> **Prompt**:
Note each line in the data holding the string "tomorrow" and report it.
┌─ Source information
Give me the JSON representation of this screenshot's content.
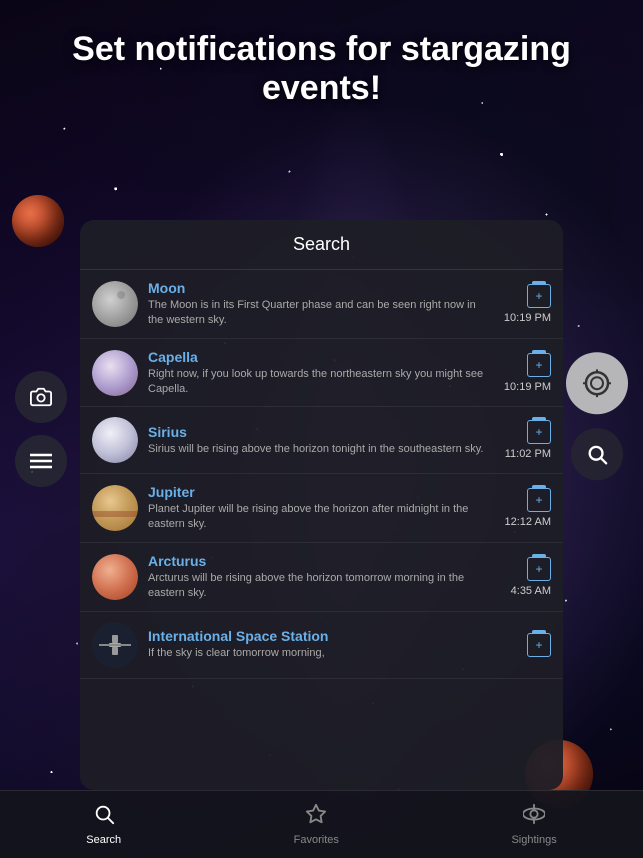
{
  "header": {
    "title": "Set notifications for stargazing events!"
  },
  "search_panel": {
    "title": "Search"
  },
  "items": [
    {
      "id": "moon",
      "name": "Moon",
      "description": "The Moon is in its First Quarter phase and can be seen right now in the western sky.",
      "time": "10:19 PM"
    },
    {
      "id": "capella",
      "name": "Capella",
      "description": "Right now, if you look up towards the northeastern sky you might see Capella.",
      "time": "10:19 PM"
    },
    {
      "id": "sirius",
      "name": "Sirius",
      "description": "Sirius will be rising above the horizon tonight in the southeastern sky.",
      "time": "11:02 PM"
    },
    {
      "id": "jupiter",
      "name": "Jupiter",
      "description": "Planet Jupiter will be rising above the horizon after midnight in the eastern sky.",
      "time": "12:12 AM"
    },
    {
      "id": "arcturus",
      "name": "Arcturus",
      "description": "Arcturus will be rising above the horizon tomorrow morning in the eastern sky.",
      "time": "4:35 AM"
    },
    {
      "id": "iss",
      "name": "International Space Station",
      "description": "If the sky is clear tomorrow morning,",
      "time": ""
    }
  ],
  "tabs": [
    {
      "id": "search",
      "label": "Search",
      "active": true
    },
    {
      "id": "favorites",
      "label": "Favorites",
      "active": false
    },
    {
      "id": "sightings",
      "label": "Sightings",
      "active": false
    }
  ],
  "sidebar": {
    "camera_label": "Camera",
    "menu_label": "Menu"
  },
  "right_buttons": {
    "scope_label": "Scope",
    "search_label": "Search"
  }
}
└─
> **Solved problem**:
      "description": "Arcturus will be rising above the horizon tomorrow morning in the eastern sky.",
      "description": "If the sky is clear tomorrow morning,",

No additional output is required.